[Exercise data — start]

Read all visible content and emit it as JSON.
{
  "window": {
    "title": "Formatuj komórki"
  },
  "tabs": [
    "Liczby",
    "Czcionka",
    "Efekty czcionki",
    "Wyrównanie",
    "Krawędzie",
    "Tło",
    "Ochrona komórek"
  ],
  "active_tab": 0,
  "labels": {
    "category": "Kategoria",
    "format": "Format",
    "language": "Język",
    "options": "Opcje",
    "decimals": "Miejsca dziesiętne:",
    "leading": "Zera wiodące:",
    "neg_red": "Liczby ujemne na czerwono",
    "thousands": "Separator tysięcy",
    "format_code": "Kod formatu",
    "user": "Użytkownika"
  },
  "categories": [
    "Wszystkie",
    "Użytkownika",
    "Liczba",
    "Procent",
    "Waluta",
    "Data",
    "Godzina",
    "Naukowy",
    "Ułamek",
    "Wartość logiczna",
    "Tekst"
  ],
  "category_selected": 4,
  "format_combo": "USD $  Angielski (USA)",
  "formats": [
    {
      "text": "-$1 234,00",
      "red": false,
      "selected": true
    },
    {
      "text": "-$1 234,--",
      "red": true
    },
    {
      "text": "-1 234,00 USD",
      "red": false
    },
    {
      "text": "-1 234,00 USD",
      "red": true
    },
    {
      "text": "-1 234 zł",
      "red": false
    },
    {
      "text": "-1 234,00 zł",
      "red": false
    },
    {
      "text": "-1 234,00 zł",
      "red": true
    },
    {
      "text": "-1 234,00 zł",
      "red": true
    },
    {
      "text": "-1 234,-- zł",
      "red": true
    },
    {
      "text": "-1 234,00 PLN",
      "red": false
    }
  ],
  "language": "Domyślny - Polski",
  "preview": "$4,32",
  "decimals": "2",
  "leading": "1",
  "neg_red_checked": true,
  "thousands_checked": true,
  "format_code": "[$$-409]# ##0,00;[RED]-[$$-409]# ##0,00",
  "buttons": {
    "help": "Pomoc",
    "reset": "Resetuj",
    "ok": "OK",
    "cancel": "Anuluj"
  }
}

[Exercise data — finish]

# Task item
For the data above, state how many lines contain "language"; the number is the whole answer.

# Response area
2